It's a really well thought out program from what I know of it. Some of the problems with BSN-MSN programs is the lack of experience, but this program really integrates the experience component into the program so that once you graduate, you not only have an MSN, but the experience to go with it. The hospitals where you will be placed have some form of tuition reimbursement in exchange for a work commitment, although I'm not quite sure how much they cover. I really like the program because it is pretty much a stable job at some stellar hospitals, work experience and an MSN to go with. Its always reassuring to know that you'll have a way of paying off the student loans, although they will be hefty for the first year. My interactions with the admissions committee has been nothing but positive and they work really hard to make sure that this program will be a good fit for you. I would say one of the most important things to think about is whether you can commit to the role of a CNS and whether that's a good fit for you. You don't have to commit to a specialty yet, which is kind of nice and your preceptors will work with you to help you discern what that may be. The other nice part about this is that your BSN classes count towards your masters as well so instead of taking pharmacology and graduate pharmacology, you would just take the graduate pharmacology class. One of the pre-reqs that have been giving people trouble though is the graduate biostatistics class. They will accept an undergraduate stats class for that this time around though. However, in the future, I think it will be required. If you want to take the graduate biostats class, look into local graduate schools and the process for taking the class as a non-matriculating or non-degree student. This will allow you to take the class without having to be accepted to graduate school. I hope that helps.

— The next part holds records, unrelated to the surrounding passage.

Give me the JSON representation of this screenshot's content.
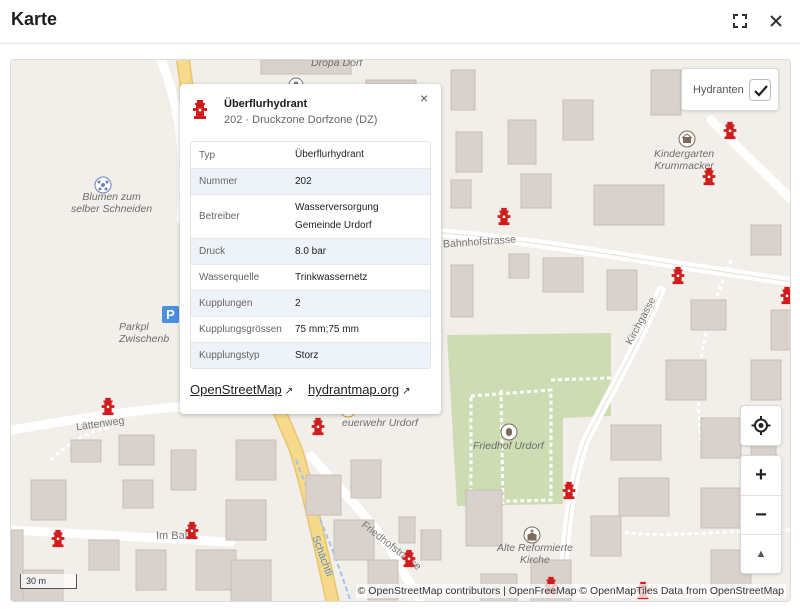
{
  "header": {
    "title": "Karte"
  },
  "map": {
    "labels": {
      "dropa_dorf": "Dropa Dorf",
      "blumen": "Blumen zum\nselber Schneiden",
      "parkplatz": "Parkpl\nZwischenb",
      "kindergarten": "Kindergarten\nKrummacker",
      "feuerwehr": "euerwehr Urdorf",
      "friedhof": "Friedhof Urdorf",
      "kirche": "Alte Reformierte\nKirche"
    },
    "streets": {
      "bahnhofstrasse": "Bahnhofstrasse",
      "lattenweg": "Lättenweg",
      "kirchgasse": "Kirchgasse",
      "im_baltz": "Im Baltz",
      "friedhofstrasse": "Friedhofstrasse",
      "schachtli": "Schächtli"
    },
    "parking_symbol": "P",
    "scale": "30 m",
    "attribution": "© OpenStreetMap contributors | OpenFreeMap © OpenMapTiles Data from OpenStreetMap",
    "layer_control": {
      "label": "Hydranten",
      "checked": true
    },
    "controls": {
      "zoom_in": "+",
      "zoom_out": "−",
      "compass": "▲"
    }
  },
  "popup": {
    "close": "×",
    "title": "Überflurhydrant",
    "subtitle": "202 · Druckzone Dorfzone (DZ)",
    "rows": [
      {
        "key": "Typ",
        "value": "Überflurhydrant"
      },
      {
        "key": "Nummer",
        "value": "202"
      },
      {
        "key": "Betreiber",
        "value": "Wasserversorgung\nGemeinde Urdorf"
      },
      {
        "key": "Druck",
        "value": "8.0 bar"
      },
      {
        "key": "Wasserquelle",
        "value": "Trinkwassernetz"
      },
      {
        "key": "Kupplungen",
        "value": "2"
      },
      {
        "key": "Kupplungsgrössen",
        "value": "75 mm;75 mm"
      },
      {
        "key": "Kupplungstyp",
        "value": "Storz"
      }
    ],
    "links": {
      "osm": "OpenStreetMap",
      "hydrantmap": "hydrantmap.org"
    }
  },
  "colors": {
    "hydrant": "#d01c1c",
    "park": "#cddcb3",
    "road_yellow": "#f6d98a",
    "water": "#9fc6e8",
    "building": "#d9d2cc"
  }
}
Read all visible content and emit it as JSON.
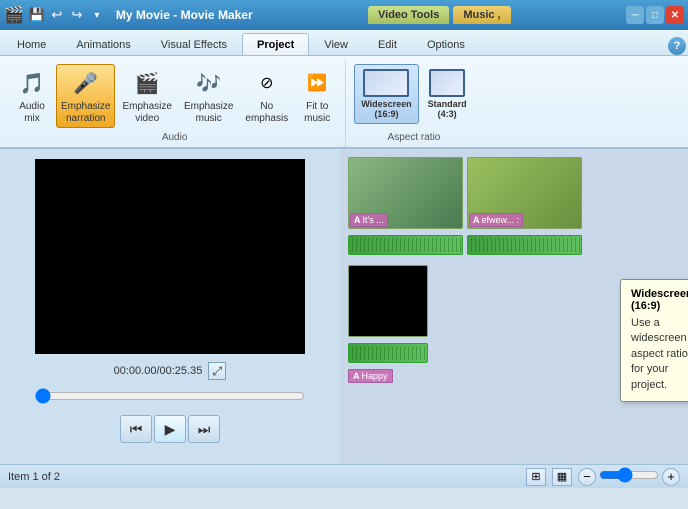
{
  "titlebar": {
    "title": "My Movie - Movie Maker",
    "tab_video": "Video Tools",
    "tab_music": "Music ,"
  },
  "quicktoolbar": {
    "icons": [
      "💾",
      "↩",
      "↪",
      "▾"
    ]
  },
  "ribbontabs": {
    "tabs": [
      "Home",
      "Animations",
      "Visual Effects",
      "Project",
      "View",
      "Edit",
      "Options"
    ]
  },
  "ribbon": {
    "audio_group_label": "Audio",
    "audio_buttons": [
      {
        "id": "audio-mix",
        "label": "Audio\nmix",
        "icon": "🎵"
      },
      {
        "id": "emphasize-narration",
        "label": "Emphasize\nnarration",
        "icon": "🎤",
        "active": true
      },
      {
        "id": "emphasize-video",
        "label": "Emphasize\nvideo",
        "icon": "🎬"
      },
      {
        "id": "emphasize-music",
        "label": "Emphasize\nmusic",
        "icon": "🎶"
      },
      {
        "id": "no-emphasis",
        "label": "No\nemphasis",
        "icon": "⛔"
      },
      {
        "id": "fit-to-music",
        "label": "Fit to\nmusic",
        "icon": "⏩"
      }
    ],
    "aspect_group_label": "Aspect ratio",
    "aspect_buttons": [
      {
        "id": "widescreen",
        "label": "Widescreen\n(16:9)",
        "active": true
      },
      {
        "id": "standard",
        "label": "Standard\n(4:3)"
      }
    ]
  },
  "preview": {
    "time": "00:00.00/00:25.35"
  },
  "tooltip": {
    "title": "Widescreen (16:9)",
    "body": "Use a widescreen aspect ratio for your project."
  },
  "storyboard": {
    "clips": [
      {
        "type": "video",
        "labels": [
          "A It's ...",
          "A efwew..."
        ]
      },
      {
        "type": "video",
        "labels": [
          "A Happy"
        ]
      }
    ]
  },
  "statusbar": {
    "text": "Item 1 of 2"
  }
}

Hey ambermulan,

Thanks a million for taking time to explain comprehensively about the new program at Hopkins,that was very kind of you. Seriously, someone can easily mistaken you for one of the people that established the program because you are so spot on about your analysis of the program. In fact, I thought I was listening all over again to the woman (joAnne) that interviewed me couple of days ago reading your post because what she told me was pretty much the same thing you explained here.

As per committing to function as a CNS, I've researched well about that line of career and think it fits pretty well with what I hope and wish to do in the future. Meanwhile, I've read from different literature and sources including ancc, abns, ana etc that CNS is one of the four APNs, but I've heard people saying some states including Maryland doesn't recognize CNS as APN - is that true? One other concern I have is about the issue of DNP. I was made to believe that by the year 2015 the minimum entry to practice as an advanced nurse will be DNP, so does that include CNS too? I know CRNAs and NPs progrms in some universities have adjusted to this new reality, but am just wondering if the maximum qualification a CNS can have is master, and am like if it is not masters, then why is hopkins embarking on a masters when most schools are phasing out the masters programs for the ANP.

Anyway, I am more than excited right now of hoping to go to Hopkins for my MSN, and will consider myself super lucky and fortunate if am admitted. Btw, as per the graduate biostatistics, I took a statistics class(it called statistical analysis) with the U of Minnesota as non-degree seeking student, although it appeared on my transcripts as undergraduate, the course was actually designed for the graduate students that are writing or about to write research papers (it was even stated on the syllabus as such), so, I don't know how Hopkins will treat this.

Finally, I wish to thank you again for replying to my post, I really appreciate it.